● **DATA FOR THIS EXERCISE**:
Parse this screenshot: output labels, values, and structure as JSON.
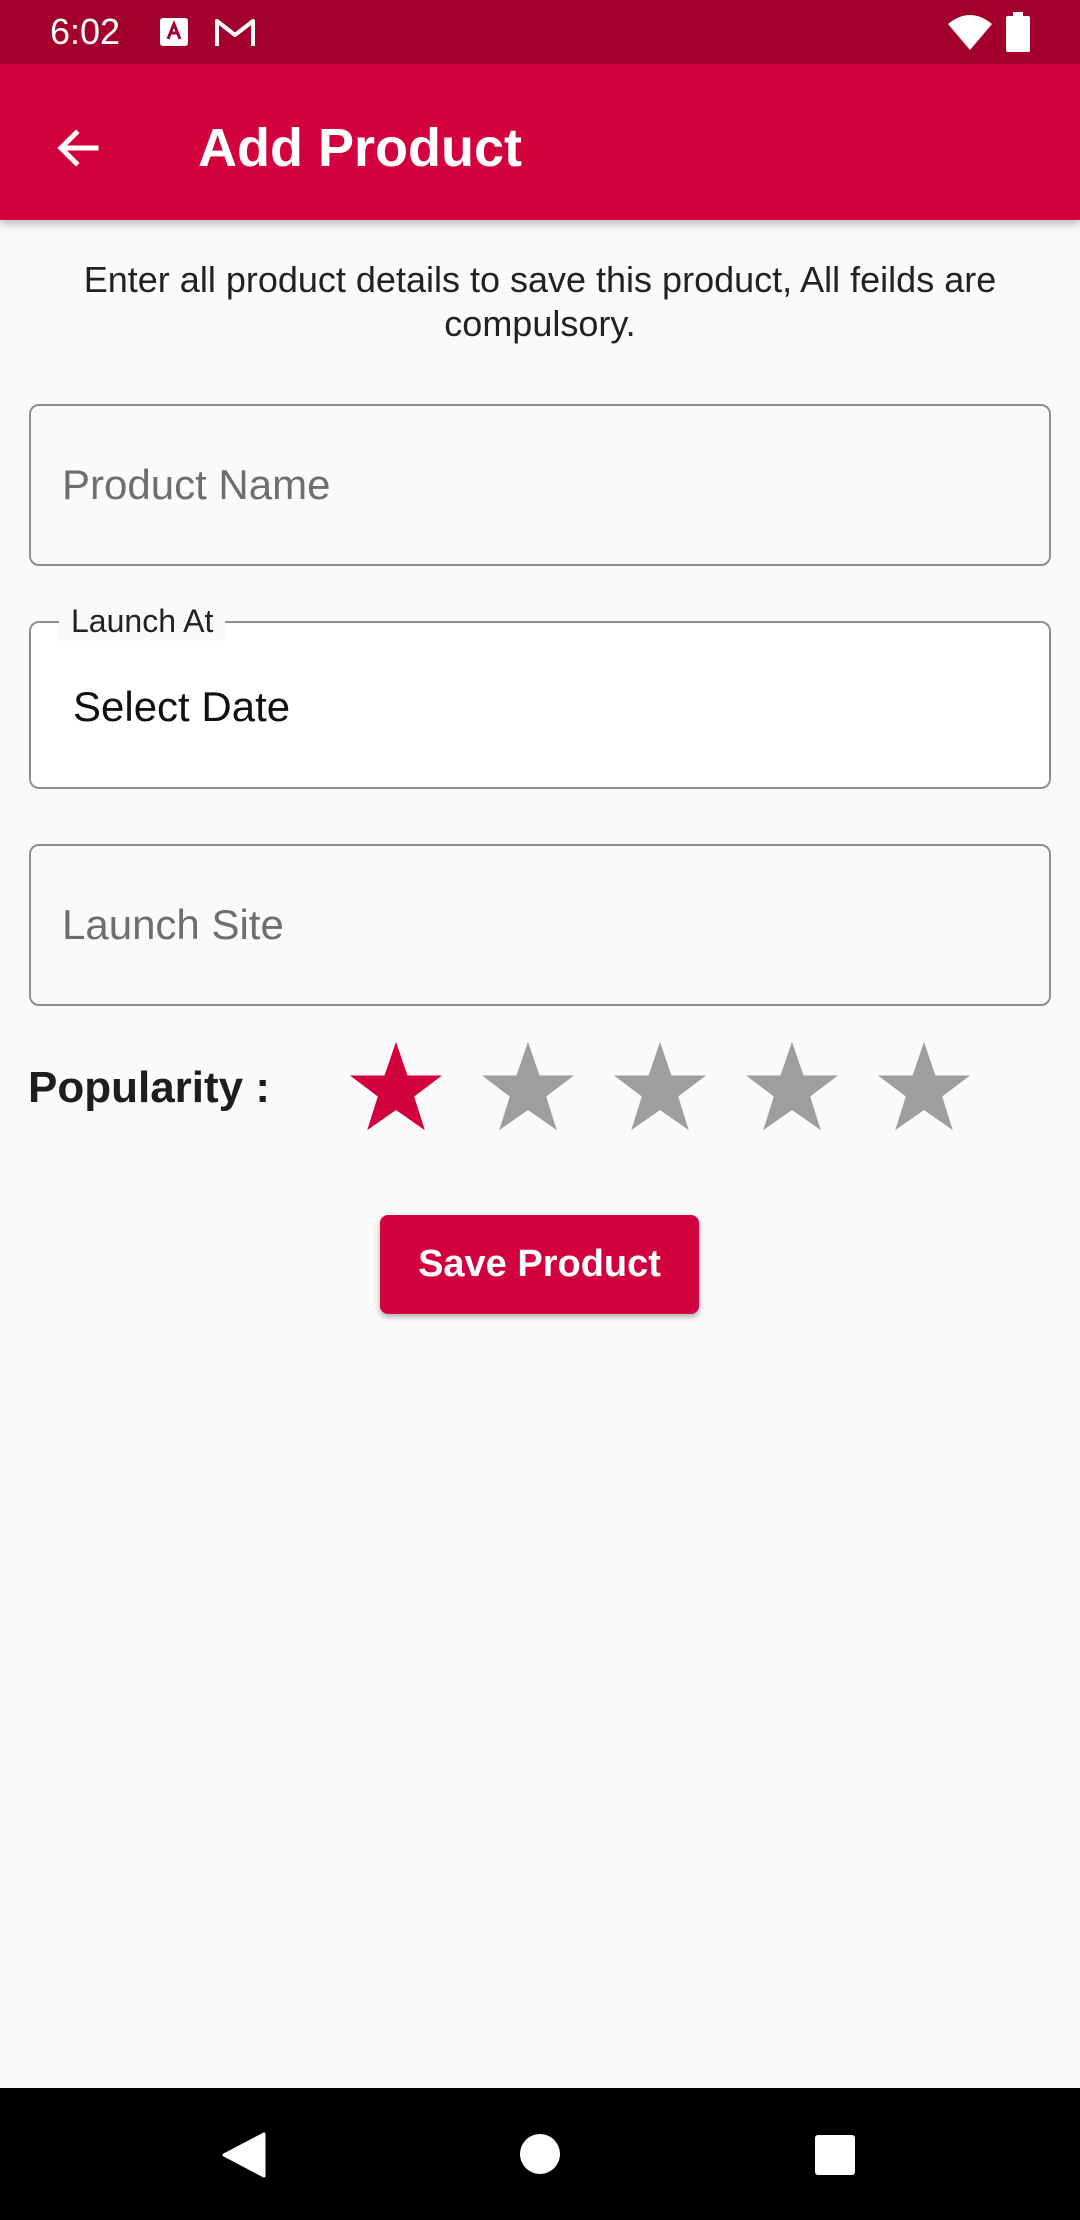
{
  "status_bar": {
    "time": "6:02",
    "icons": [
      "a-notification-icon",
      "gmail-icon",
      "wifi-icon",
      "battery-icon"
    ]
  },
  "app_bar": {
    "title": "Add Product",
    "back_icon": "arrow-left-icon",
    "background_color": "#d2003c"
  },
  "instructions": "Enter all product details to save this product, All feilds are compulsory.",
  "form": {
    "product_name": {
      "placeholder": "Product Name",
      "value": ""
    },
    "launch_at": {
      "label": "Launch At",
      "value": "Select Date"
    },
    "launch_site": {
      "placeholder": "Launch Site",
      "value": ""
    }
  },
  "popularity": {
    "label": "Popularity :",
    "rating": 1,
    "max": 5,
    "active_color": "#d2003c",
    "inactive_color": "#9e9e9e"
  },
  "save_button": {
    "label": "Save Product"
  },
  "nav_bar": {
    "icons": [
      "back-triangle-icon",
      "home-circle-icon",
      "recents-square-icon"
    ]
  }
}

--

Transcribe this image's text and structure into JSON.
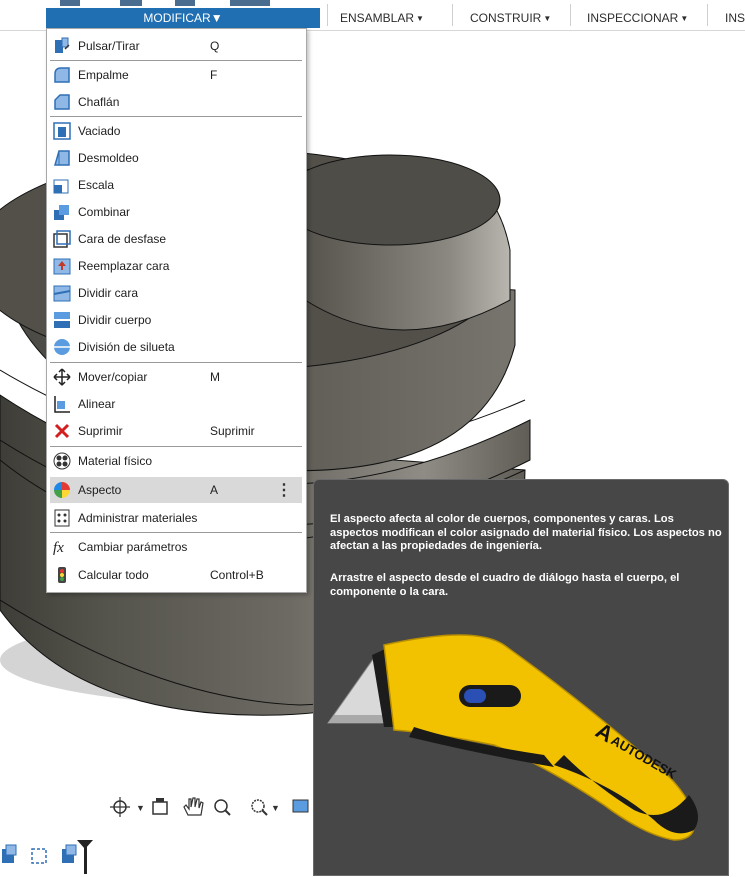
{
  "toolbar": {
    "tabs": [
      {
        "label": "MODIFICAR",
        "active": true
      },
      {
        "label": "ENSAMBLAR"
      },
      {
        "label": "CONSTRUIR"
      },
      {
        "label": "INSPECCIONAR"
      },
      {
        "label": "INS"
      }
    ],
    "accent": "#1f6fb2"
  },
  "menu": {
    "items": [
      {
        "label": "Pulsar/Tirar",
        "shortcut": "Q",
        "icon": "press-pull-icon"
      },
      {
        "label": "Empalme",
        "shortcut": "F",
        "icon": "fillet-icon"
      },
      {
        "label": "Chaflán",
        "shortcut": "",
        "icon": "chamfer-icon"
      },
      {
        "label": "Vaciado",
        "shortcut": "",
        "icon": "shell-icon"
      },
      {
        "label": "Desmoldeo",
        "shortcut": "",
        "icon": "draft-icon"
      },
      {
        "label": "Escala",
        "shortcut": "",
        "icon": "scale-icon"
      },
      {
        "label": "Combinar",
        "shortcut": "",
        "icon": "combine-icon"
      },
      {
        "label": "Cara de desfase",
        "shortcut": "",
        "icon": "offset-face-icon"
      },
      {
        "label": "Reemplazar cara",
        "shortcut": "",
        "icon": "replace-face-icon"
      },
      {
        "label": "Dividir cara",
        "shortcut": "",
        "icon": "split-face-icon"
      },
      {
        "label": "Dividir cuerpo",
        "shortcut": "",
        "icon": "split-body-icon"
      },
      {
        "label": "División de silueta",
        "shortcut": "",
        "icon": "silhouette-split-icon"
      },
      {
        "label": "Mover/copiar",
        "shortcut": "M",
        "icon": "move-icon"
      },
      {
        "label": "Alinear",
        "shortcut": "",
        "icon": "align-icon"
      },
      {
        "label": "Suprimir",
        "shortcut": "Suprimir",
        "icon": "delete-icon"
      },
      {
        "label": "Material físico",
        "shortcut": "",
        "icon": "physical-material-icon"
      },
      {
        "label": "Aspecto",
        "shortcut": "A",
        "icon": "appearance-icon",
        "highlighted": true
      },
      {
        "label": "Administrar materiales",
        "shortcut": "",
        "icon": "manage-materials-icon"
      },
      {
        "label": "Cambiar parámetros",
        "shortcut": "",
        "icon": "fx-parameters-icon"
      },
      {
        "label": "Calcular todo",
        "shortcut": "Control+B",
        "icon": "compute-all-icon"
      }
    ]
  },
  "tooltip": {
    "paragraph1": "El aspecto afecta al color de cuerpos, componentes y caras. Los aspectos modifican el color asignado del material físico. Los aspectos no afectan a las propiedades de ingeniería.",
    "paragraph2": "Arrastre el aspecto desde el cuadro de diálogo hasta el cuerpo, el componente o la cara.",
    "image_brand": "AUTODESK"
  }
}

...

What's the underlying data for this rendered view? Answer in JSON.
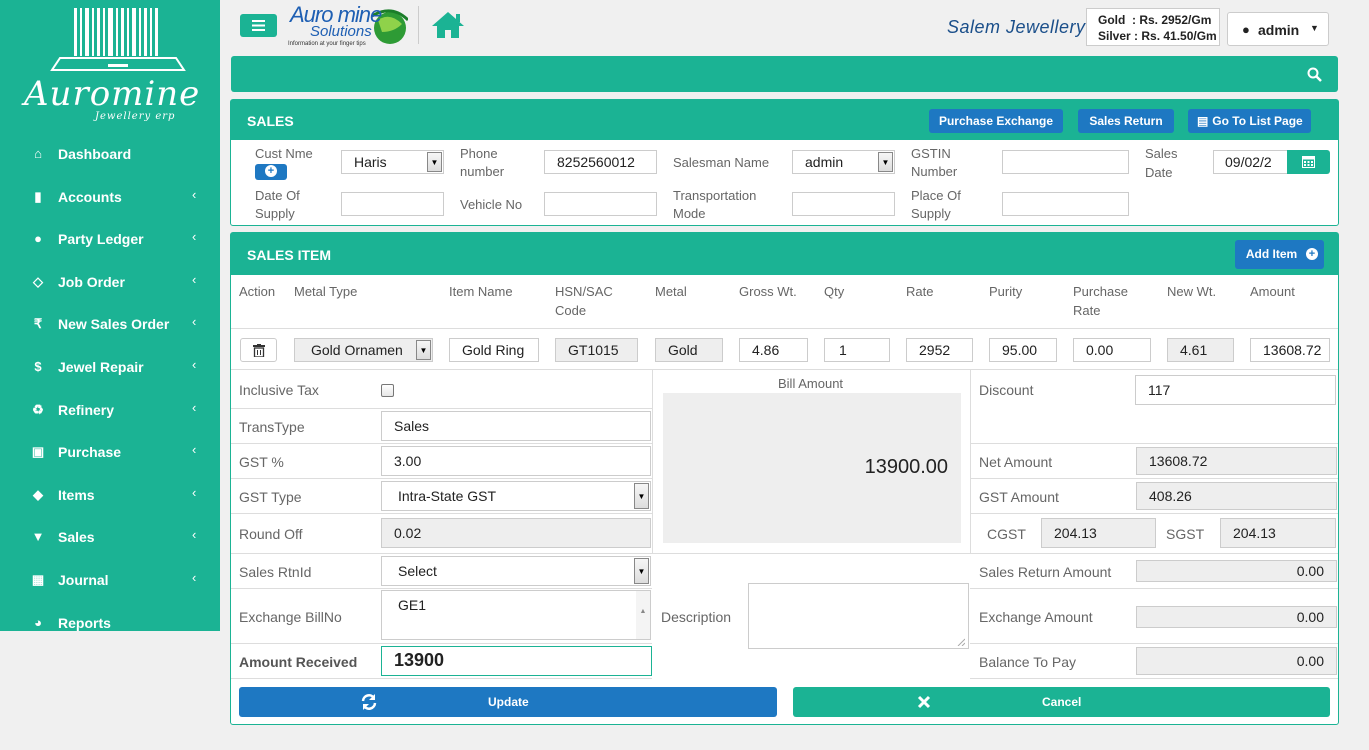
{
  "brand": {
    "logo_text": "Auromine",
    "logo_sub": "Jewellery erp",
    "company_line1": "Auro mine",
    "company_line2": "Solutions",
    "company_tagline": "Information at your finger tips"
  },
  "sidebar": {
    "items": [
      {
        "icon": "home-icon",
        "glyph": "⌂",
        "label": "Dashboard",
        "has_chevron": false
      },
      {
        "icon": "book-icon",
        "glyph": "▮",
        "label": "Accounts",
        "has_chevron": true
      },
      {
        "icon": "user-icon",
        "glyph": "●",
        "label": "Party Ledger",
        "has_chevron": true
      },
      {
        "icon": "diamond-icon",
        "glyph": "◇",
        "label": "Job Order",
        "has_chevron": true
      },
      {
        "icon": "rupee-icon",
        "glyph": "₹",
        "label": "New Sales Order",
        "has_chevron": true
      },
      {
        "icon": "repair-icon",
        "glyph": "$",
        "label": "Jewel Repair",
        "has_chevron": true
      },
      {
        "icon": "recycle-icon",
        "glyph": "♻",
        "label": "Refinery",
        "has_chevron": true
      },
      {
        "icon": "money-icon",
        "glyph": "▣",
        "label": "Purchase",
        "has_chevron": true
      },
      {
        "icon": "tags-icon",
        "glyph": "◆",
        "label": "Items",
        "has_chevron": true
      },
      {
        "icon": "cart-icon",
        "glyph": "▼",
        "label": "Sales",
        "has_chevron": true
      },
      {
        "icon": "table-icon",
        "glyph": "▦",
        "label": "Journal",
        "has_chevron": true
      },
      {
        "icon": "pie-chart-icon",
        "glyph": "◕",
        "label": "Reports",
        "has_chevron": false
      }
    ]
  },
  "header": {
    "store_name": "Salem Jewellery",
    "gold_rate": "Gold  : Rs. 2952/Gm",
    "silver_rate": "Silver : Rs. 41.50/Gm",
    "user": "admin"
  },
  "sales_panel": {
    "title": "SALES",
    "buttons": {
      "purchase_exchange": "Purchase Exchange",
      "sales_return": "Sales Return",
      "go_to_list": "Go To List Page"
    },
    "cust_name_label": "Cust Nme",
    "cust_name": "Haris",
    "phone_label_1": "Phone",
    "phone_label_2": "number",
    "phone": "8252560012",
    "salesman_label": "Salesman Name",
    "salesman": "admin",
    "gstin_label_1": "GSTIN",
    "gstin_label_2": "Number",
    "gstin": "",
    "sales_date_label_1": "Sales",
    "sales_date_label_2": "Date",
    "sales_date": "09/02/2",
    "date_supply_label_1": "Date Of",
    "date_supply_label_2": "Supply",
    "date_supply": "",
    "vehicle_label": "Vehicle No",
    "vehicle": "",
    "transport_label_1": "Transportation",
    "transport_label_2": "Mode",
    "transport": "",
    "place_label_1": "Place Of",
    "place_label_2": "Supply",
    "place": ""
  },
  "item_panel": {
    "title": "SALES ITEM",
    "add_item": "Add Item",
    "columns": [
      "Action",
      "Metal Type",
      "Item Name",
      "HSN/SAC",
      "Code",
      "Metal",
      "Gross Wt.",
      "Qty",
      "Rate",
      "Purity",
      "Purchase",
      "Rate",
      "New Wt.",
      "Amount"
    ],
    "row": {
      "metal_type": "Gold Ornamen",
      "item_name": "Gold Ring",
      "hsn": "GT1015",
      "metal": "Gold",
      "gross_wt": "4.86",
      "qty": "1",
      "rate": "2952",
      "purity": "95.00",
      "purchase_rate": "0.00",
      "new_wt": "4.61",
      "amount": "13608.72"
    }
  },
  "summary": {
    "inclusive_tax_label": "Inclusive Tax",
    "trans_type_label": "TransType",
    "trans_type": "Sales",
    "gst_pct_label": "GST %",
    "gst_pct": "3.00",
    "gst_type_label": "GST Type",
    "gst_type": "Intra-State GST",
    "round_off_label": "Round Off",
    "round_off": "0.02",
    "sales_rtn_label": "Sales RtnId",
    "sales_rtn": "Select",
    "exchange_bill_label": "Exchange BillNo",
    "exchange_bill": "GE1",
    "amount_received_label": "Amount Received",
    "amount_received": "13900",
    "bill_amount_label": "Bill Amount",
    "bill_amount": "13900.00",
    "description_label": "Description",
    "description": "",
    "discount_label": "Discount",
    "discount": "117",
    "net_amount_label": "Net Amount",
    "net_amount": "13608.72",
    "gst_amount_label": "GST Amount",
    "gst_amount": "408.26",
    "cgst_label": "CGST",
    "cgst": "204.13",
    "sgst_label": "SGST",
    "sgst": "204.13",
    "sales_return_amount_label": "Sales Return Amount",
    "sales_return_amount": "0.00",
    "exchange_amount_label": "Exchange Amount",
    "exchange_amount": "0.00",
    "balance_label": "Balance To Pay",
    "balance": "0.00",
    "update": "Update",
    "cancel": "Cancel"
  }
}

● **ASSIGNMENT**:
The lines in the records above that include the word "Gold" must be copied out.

● **EXERCISE RESULT**:
    "gold_rate": "Gold  : Rs. 2952/Gm",
      "metal_type": "Gold Ornamen",
      "item_name": "Gold Ring",
      "metal": "Gold",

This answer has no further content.